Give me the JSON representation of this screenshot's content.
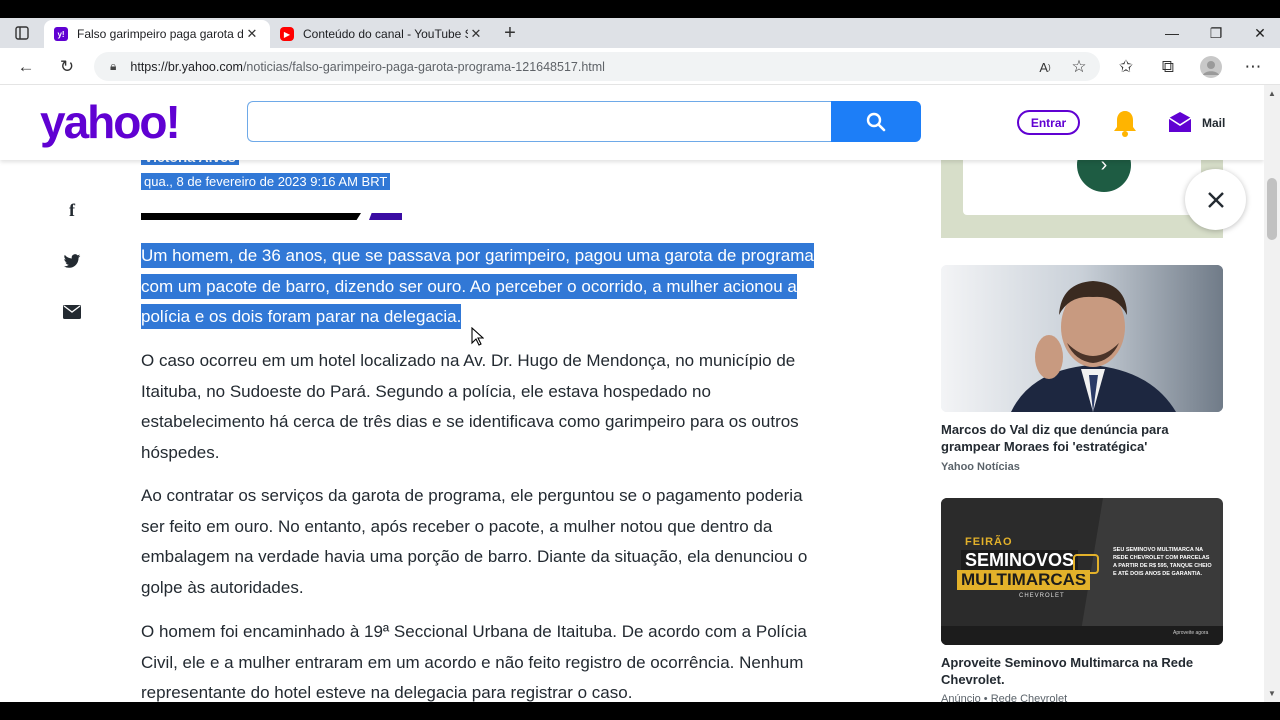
{
  "browser": {
    "tabs": [
      {
        "title": "Falso garimpeiro paga garota de",
        "active": true
      },
      {
        "title": "Conteúdo do canal - YouTube St",
        "active": false
      }
    ],
    "url_host": "https://br.yahoo.com",
    "url_path": "/noticias/falso-garimpeiro-paga-garota-programa-121648517.html"
  },
  "header": {
    "logo": "yahoo!",
    "search_placeholder": "",
    "signin_label": "Entrar",
    "mail_label": "Mail"
  },
  "article": {
    "author": "Victória Alves",
    "date": "qua., 8 de fevereiro de 2023 9:16 AM BRT",
    "lead_lines": [
      "Um homem, de 36 anos, que se passava por garimpeiro, pagou uma garota de programa",
      "com um pacote de barro, dizendo ser ouro. Ao perceber o ocorrido, a mulher acionou a",
      "polícia e os dois foram parar na delegacia."
    ],
    "paragraphs": [
      [
        "O caso ocorreu em um hotel localizado na Av. Dr. Hugo de Mendonça, no município de",
        "Itaituba, no Sudoeste do Pará. Segundo a polícia, ele estava hospedado no",
        "estabelecimento há cerca de três dias e se identificava como garimpeiro para os outros",
        "hóspedes."
      ],
      [
        "Ao contratar os serviços da garota de programa, ele perguntou se o pagamento poderia",
        "ser feito em ouro. No entanto, após receber o pacote, a mulher notou que dentro da",
        "embalagem na verdade havia uma porção de barro. Diante da situação, ela denunciou o",
        "golpe às autoridades."
      ],
      [
        "O homem foi encaminhado à 19ª Seccional Urbana de Itaituba. De acordo com a Polícia",
        "Civil, ele e a mulher entraram em um acordo e não feito registro de ocorrência. Nenhum",
        "representante do hotel esteve na delegacia para registrar o caso."
      ]
    ]
  },
  "sidebar": {
    "card1": {
      "title": "Marcos do Val diz que denúncia para grampear Moraes foi 'estratégica'",
      "source": "Yahoo Notícias"
    },
    "card2": {
      "title": "Aproveite Seminovo Multimarca na Rede Chevrolet.",
      "source": "Anúncio • Rede Chevrolet",
      "ad_kicker": "FEIRÃO",
      "ad_line1": "SEMINOVOS",
      "ad_line2": "MULTIMARCAS",
      "ad_brand": "CHEVROLET",
      "ad_copy": "SEU SEMINOVO MULTIMARCA NA REDE CHEVROLET COM PARCELAS A PARTIR DE R$ 595, TANQUE CHEIO E ATÉ DOIS ANOS DE GARANTIA.",
      "ad_cta": "Aproveite agora"
    }
  },
  "colors": {
    "brand": "#6001d2",
    "selection": "#3178d6",
    "search_btn": "#1d7ef7"
  }
}
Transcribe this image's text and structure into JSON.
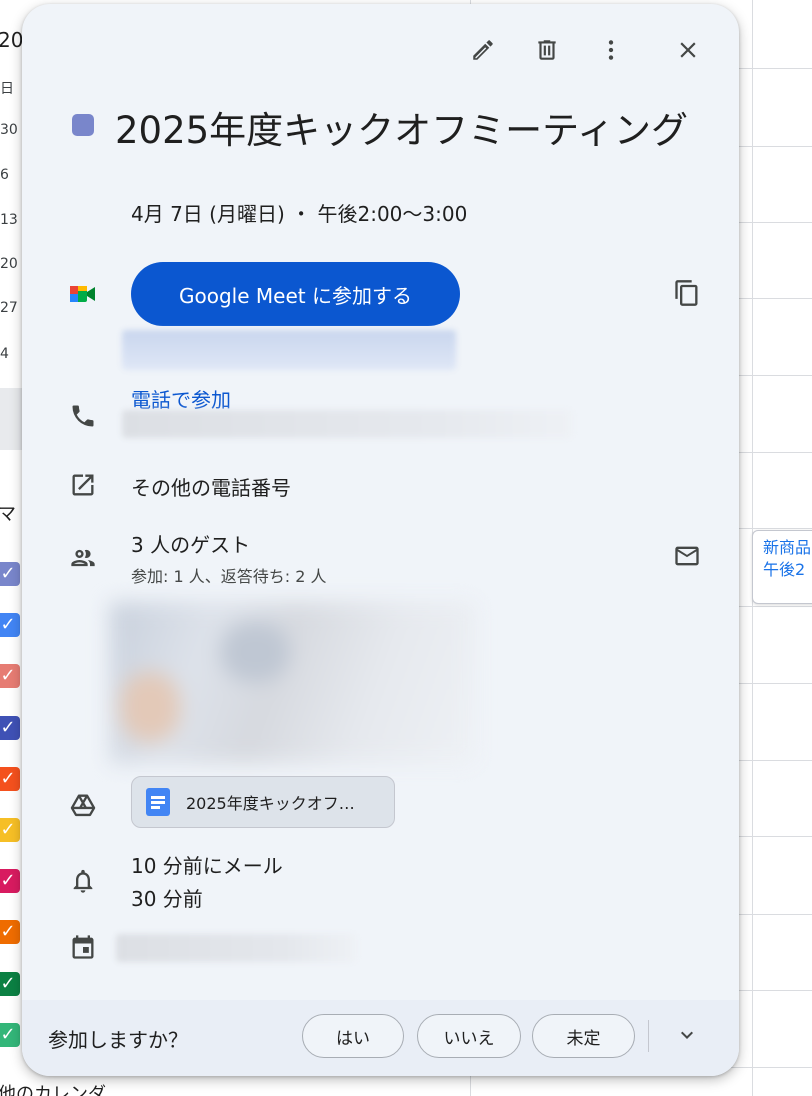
{
  "background": {
    "mini_calendar": {
      "year_fragment": "20",
      "weekday_fragment": "日",
      "day_numbers": [
        "30",
        "6",
        "13",
        "20",
        "27",
        "4"
      ],
      "my_calendars_fragment": "マ",
      "checkbox_colors": [
        "#7986cb",
        "#4285f4",
        "#e67c73",
        "#3f51b5",
        "#f4511e",
        "#f6bf26",
        "#d81b60",
        "#ef6c00",
        "#0b8043",
        "#33b679"
      ],
      "other_calendars_fragment": "他のカレンダ"
    },
    "grid_event": {
      "line1": "新商品",
      "line2": "午後2"
    }
  },
  "toolbar": {
    "edit_icon": "pencil-icon",
    "delete_icon": "trash-icon",
    "more_icon": "more-vert-icon",
    "close_icon": "close-icon"
  },
  "event": {
    "color": "#7986cb",
    "title": "2025年度キックオフミーティング",
    "datetime": "4月 7日 (月曜日)  ・  午後2:00～3:00"
  },
  "meet": {
    "join_label": "Google Meet に参加する",
    "copy_icon": "copy-icon"
  },
  "phone": {
    "link_label": "電話で参加"
  },
  "other_numbers": {
    "label": "その他の電話番号"
  },
  "guests": {
    "title": "3 人のゲスト",
    "summary": "参加: 1 人、返答待ち: 2 人"
  },
  "attachment": {
    "label": "2025年度キックオフ…"
  },
  "reminders": [
    "10 分前にメール",
    "30 分前"
  ],
  "colors": {
    "accent": "#0b57d0",
    "dialog_bg": "#f0f4f9"
  },
  "footer": {
    "question": "参加しますか？",
    "yes": "はい",
    "no": "いいえ",
    "maybe": "未定"
  }
}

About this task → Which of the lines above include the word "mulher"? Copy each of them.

Response area →
      "com um pacote de barro, dizendo ser ouro. Ao perceber o ocorrido, a mulher acionou a",
        "ser feito em ouro. No entanto, após receber o pacote, a mulher notou que dentro da",
        "Civil, ele e a mulher entraram em um acordo e não feito registro de ocorrência. Nenhum",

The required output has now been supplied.